**Supplied data:**
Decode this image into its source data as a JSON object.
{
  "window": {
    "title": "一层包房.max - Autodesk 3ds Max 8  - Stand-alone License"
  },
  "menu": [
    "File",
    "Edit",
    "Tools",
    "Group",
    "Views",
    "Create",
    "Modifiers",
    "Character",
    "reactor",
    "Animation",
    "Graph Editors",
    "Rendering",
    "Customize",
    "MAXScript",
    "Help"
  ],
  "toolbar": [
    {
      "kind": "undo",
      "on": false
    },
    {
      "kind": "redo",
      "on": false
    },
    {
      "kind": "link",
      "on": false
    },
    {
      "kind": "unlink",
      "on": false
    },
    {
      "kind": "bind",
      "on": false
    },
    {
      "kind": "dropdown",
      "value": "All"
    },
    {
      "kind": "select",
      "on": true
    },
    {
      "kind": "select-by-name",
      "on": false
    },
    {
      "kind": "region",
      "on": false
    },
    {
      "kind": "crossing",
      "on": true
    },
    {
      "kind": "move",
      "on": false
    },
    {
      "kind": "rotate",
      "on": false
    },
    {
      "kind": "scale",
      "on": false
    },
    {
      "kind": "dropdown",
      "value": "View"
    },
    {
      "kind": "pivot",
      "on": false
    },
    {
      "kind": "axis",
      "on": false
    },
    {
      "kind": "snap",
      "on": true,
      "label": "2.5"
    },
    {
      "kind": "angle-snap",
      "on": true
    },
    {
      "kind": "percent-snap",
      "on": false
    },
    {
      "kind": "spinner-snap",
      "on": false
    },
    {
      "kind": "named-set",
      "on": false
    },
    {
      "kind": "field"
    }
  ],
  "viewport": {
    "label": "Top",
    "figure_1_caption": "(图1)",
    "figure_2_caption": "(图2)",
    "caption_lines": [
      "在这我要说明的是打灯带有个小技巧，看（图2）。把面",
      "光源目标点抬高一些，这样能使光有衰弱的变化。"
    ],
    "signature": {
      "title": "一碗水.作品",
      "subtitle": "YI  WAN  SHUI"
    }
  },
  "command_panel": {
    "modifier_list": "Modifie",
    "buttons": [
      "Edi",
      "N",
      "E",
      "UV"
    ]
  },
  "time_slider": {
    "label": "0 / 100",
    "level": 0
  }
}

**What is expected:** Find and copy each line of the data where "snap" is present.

**Exercise response:**
      "kind": "snap",
      "kind": "angle-snap",
      "kind": "percent-snap",
      "kind": "spinner-snap",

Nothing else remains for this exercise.